The story of an inter-tribal conspiracy may be based in part on the so-called Barbarian Conspiracy of 367 CE, which included Roman scouts betraying their comrades, while the emperor Constans is known to have made a visit to Britain, although no specifics are given. Both episodes are described by the Roman historian Ammianus (23.3, 27.8, 28.3). A general discussion of the sources Sutcliff used for each novel can be found in Talcroft's (1995) study
* Rosemary Sutcliff, "History is People", in Virginia Haviland, ed., Children and Literature: Views and Reviews, Brighton: Scott Foresman and Company, 1973, 305–312, p. 306.
** Rosemary Sutcliff, Blue Remembered Hills, London: Bodley Head, 1983, 22–24, 82–83.
Ammianus Marcellinus, History, Volume I–III, trans. J. C. Rolfe, Cambridge, MA: Harvard University Press, 1939–1950.
Burton, Philip, "Rosemary Sutcliff’s the Eagle of the Ninth: A Festival of Britain?", Greece and Rome 58.1 (2011): 82–103.
Fisher, Emma, "Rosemary Sutcliff", in Justin Wintle, ed., The Pied Pipers: Interviews with the Influential creators of Children's Literature, London: Paddington Press, 1974, 182–191.
Macaulay, Thomas Babington, Lays of Ancient Rome, London: Longman, Brown, Green, and Longmans, 1842.
Mattingly, David, An Imperial Possession: Britain in the Roman Empire 54 BC–AD 409, London: Allen Lane, 2006.
Meek, Margaret, Rosemary Sutcliff, London: Bodley Head, 1962.
Sutcliff, Rosemary, Blue Remembered Hills, London: Bodley Head, 1983.
Sutcliff, Rosemary, "History is People", in Virginia Haviland, ed., Children and Literature: Views and Reviews, Brighton: Scott Foresman and Company, 1973, 305–312.
Talcroft, Barbara, Death of the Corn King: King and Goddess in Rosemary Sutcliff's Historical Novels for Young Adults, London: The Scarecrow Press, 1995.
Wright, Hilary, "Shadows on the Downs: Some Influences of Rudyard Kipling on Rosemary Sutcliff", Children's Literature in Education 12.2 (1981): 90–102.
An audio-documentary on Rosemary Sutcliff’s life and works can be found at:

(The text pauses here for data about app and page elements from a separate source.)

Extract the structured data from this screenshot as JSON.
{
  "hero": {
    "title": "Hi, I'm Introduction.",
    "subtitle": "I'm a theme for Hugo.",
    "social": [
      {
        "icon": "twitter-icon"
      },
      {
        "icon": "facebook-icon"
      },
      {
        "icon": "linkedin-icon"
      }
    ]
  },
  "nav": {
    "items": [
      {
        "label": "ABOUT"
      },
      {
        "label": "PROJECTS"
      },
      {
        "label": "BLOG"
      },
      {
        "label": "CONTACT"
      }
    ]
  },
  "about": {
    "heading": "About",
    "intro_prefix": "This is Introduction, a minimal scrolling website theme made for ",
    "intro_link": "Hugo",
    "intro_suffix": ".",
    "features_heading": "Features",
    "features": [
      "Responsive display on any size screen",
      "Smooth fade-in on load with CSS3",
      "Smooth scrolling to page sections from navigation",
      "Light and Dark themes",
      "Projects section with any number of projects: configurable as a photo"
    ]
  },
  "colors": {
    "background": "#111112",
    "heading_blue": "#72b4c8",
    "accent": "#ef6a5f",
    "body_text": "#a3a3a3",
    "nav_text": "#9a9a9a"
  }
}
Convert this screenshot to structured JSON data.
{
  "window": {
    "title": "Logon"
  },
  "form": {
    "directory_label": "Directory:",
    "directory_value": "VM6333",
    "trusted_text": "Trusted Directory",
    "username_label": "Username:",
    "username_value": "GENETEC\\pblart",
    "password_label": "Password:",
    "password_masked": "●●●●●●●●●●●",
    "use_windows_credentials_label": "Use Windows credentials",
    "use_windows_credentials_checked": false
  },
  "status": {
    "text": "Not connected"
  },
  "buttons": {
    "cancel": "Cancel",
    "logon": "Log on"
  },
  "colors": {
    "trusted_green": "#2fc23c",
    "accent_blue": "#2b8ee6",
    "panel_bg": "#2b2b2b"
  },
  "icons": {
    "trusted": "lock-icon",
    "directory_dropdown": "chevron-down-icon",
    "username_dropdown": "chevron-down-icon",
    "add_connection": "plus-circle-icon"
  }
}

https://audioboom.com/posts/7750122-rosemary-sutcliff-and-re-imagining-roman-britain-documentary (accessed: July 12, 2021, no longer available).